**Activity:** Leave out pictures; repeat exactly the lines from the "Give me the" line through the last of the data below.

**Records for processing:**
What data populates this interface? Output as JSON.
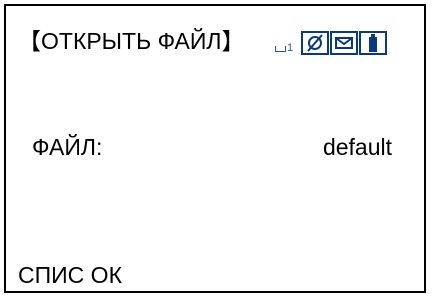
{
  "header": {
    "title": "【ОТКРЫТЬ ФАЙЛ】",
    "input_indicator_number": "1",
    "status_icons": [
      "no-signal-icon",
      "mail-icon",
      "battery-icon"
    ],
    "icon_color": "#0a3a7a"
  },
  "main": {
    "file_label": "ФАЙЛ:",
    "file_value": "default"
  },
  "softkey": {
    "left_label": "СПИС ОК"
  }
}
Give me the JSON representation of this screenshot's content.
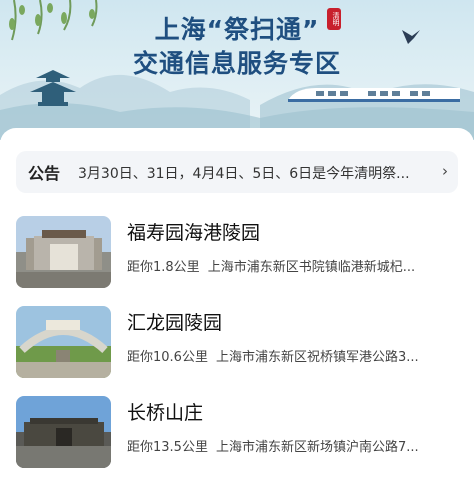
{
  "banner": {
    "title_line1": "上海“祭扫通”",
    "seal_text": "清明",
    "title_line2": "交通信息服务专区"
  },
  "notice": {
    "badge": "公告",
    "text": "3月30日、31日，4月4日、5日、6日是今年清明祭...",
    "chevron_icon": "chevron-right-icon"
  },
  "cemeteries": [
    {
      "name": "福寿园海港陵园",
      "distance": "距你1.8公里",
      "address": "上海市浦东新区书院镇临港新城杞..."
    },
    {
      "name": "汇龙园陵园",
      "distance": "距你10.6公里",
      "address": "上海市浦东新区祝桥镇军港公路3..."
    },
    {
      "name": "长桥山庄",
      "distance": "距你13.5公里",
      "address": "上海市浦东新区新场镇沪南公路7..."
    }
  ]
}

**Expected answer:**
Give me the JSON representation of this screenshot's content.
{
  "banner": {
    "title_line1": "上海“祭扫通”",
    "seal_text": "清明",
    "title_line2": "交通信息服务专区"
  },
  "notice": {
    "badge": "公告",
    "text": "3月30日、31日，4月4日、5日、6日是今年清明祭...",
    "chevron_icon": "chevron-right-icon"
  },
  "cemeteries": [
    {
      "name": "福寿园海港陵园",
      "distance": "距你1.8公里",
      "address": "上海市浦东新区书院镇临港新城杞..."
    },
    {
      "name": "汇龙园陵园",
      "distance": "距你10.6公里",
      "address": "上海市浦东新区祝桥镇军港公路3..."
    },
    {
      "name": "长桥山庄",
      "distance": "距你13.5公里",
      "address": "上海市浦东新区新场镇沪南公路7..."
    }
  ]
}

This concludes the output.